== TASK ==
Sort through the entries below and pull out lines containing the word "Business".

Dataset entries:
+ + + + +

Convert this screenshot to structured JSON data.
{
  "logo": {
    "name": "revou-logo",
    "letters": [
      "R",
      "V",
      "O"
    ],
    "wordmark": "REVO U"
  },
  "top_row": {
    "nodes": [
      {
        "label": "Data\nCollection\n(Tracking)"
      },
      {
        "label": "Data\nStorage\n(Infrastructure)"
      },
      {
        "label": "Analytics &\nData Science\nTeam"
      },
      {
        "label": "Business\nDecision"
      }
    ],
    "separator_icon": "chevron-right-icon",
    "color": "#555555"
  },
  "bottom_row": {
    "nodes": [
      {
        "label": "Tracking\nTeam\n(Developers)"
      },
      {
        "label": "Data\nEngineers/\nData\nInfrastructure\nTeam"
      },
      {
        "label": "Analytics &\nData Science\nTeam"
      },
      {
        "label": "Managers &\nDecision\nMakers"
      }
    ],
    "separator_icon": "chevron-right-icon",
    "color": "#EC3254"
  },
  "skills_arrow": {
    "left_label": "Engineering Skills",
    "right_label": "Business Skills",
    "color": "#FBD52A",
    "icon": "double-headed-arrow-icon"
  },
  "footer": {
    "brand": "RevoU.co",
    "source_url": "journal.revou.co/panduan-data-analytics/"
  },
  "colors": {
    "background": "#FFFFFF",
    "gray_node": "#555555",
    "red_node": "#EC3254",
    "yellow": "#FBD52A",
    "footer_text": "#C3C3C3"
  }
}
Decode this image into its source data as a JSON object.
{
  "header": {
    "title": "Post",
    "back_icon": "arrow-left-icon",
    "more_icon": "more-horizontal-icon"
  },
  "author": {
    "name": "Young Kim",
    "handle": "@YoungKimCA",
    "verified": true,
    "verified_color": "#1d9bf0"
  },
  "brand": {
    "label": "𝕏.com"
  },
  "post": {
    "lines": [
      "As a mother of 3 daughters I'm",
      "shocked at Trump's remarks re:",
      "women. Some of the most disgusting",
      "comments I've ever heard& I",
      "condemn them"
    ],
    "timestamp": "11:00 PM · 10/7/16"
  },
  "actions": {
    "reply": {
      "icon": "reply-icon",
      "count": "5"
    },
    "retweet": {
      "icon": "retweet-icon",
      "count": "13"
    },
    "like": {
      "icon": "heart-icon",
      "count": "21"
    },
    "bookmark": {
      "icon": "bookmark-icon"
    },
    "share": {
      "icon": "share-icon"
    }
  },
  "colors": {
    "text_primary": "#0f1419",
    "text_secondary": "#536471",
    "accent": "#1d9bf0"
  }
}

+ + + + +

== TASK OUTPUT ==
        "label": "Business\nDecision"
    "right_label": "Business Skills",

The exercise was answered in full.